Don Bauder 8 p.m., Sept. 1
Was Employment News Good or Bad? Er, Yes
The Labor Department announced this morning (June 5) that the nation lost only 345,000 jobs in May; economists had expected 500,000 or more. However, the unemployment rate jumped from 8.9% to 9.4%. Puzzled? The jobs data come from a survey of employers. The unemployment number comes from a survey of households. The rise in the unemployment rate suggests that more people are looking for jobs. They were not included when they were not looking; now that they are, the unemployment rate goes up. On balance, today's report is moderately good news, but it is like other economic reports of recent weeks: somewhat less awful.
There are bad signs in the data. Total hours worked dropped 0.7%. The average workweek fell to a record low 33.1 hours. Bottom line: employers aren't hiring. Economists think that technically, the recession may end in this year's second half. But the unemployment rate won't return to its normal 5% until 2013. Almost nobody thinks the economy will spring back quickly -- there will be no V-shaped recovery. We'll probably crawl along the bottom for some time.

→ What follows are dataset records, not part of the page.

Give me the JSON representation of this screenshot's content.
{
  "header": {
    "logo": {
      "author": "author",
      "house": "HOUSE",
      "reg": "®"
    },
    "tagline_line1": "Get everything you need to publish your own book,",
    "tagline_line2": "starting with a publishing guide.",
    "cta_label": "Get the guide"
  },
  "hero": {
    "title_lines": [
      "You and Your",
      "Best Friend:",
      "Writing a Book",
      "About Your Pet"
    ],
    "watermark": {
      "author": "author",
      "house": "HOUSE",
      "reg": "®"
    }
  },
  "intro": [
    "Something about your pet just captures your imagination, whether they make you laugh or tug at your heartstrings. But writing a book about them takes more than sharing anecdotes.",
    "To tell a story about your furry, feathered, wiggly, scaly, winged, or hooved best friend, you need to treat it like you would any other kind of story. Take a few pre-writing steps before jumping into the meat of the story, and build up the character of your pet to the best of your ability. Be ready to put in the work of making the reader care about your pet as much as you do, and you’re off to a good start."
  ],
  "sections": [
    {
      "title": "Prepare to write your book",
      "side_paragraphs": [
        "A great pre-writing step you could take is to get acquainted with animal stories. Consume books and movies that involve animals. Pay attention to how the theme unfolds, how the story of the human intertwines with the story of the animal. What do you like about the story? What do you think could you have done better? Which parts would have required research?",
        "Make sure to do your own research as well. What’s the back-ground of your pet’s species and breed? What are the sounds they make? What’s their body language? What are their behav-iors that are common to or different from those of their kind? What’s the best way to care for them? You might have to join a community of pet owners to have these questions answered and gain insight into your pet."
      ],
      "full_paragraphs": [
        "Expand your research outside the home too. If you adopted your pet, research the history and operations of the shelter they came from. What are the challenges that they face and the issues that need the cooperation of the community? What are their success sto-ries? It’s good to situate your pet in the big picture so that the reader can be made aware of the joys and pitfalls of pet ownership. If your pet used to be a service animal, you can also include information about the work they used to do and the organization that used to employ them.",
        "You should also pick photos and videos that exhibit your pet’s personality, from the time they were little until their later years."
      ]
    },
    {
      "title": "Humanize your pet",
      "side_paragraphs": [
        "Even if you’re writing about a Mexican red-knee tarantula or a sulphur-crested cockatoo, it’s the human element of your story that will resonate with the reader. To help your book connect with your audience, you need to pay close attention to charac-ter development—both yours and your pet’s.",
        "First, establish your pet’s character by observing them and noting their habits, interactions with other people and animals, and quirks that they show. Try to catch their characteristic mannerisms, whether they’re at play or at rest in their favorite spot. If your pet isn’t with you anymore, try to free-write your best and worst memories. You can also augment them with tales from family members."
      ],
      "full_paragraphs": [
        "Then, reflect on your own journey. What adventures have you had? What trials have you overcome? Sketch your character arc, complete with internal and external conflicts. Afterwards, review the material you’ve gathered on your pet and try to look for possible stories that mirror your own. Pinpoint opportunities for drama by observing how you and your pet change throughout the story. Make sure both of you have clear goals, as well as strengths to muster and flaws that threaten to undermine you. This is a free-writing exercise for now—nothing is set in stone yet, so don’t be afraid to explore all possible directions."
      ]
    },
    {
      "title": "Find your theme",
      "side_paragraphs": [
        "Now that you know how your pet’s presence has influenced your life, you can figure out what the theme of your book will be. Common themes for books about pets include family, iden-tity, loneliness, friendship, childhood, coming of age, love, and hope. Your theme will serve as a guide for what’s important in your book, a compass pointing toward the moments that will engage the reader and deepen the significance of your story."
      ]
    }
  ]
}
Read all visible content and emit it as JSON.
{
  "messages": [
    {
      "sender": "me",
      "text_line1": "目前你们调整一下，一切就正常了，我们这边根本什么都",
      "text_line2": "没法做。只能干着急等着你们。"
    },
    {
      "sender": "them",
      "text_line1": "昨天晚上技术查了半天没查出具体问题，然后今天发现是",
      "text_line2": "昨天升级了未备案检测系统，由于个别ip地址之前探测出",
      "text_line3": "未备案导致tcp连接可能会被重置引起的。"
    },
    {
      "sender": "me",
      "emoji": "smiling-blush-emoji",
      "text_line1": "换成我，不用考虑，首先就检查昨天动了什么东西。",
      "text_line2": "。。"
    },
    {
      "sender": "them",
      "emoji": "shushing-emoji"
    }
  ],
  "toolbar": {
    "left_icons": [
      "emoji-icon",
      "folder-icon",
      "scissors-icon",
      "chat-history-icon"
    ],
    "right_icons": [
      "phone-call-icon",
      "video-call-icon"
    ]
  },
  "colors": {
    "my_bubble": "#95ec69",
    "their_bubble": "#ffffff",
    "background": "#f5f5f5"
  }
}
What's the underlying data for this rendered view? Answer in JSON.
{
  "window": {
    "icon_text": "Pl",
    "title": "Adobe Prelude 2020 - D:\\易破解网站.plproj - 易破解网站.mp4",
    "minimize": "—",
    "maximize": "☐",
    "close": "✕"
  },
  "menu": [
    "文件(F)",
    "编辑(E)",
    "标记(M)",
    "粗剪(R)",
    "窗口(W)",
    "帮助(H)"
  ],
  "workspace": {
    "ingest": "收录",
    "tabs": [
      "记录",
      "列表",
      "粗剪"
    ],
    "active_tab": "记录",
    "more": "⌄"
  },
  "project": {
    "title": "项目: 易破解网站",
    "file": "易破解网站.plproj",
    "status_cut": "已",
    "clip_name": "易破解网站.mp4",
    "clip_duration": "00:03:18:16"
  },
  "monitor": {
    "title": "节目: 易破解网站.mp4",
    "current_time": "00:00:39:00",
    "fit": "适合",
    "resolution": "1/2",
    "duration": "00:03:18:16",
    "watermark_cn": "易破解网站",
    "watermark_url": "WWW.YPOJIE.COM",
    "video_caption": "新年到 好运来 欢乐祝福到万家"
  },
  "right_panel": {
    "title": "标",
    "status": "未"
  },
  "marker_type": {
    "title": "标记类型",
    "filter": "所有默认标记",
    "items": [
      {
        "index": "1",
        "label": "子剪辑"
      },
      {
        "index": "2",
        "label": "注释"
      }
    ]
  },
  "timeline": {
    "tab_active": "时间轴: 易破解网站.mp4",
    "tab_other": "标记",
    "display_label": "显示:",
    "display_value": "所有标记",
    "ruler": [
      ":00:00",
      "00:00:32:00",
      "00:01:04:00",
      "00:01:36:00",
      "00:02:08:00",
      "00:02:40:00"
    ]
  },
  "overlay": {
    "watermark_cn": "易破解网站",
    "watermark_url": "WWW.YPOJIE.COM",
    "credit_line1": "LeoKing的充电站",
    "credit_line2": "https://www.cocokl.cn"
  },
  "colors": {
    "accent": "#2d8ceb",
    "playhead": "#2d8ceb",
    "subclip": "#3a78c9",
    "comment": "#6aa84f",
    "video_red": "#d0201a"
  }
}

The stock market initially zoomed at today's employment announcement, then fell back to red figures, and now is up moderately. Stocks have jumped back more than 30% since their March lows, although are still down almost 40% from their 2007 peak. Why the recovery? It's a liquidity rally. The Federal Reserve is printing money, and will have to print more in the future. The government and the Federal Reserve have pumped $13 trillion into the recovery in various ways. This almost has to give buoyancy to stocks. Yesterday (June 4) was a prime example. The retailing news was utterly dismal. Consumer spending is 70% of the economy. Stocks ignored the news and rose again. With money expanding, the dollar weakening, and commodity prices rising, higher stock prices are likely in the short run. But watch out for the long run. The hangover from the massive deficits and money printing will come. I still think the Dow Jones Industrial Average will wind up the year at 9,000, but at some point the liquidity flow has to be reversed. Then watch out.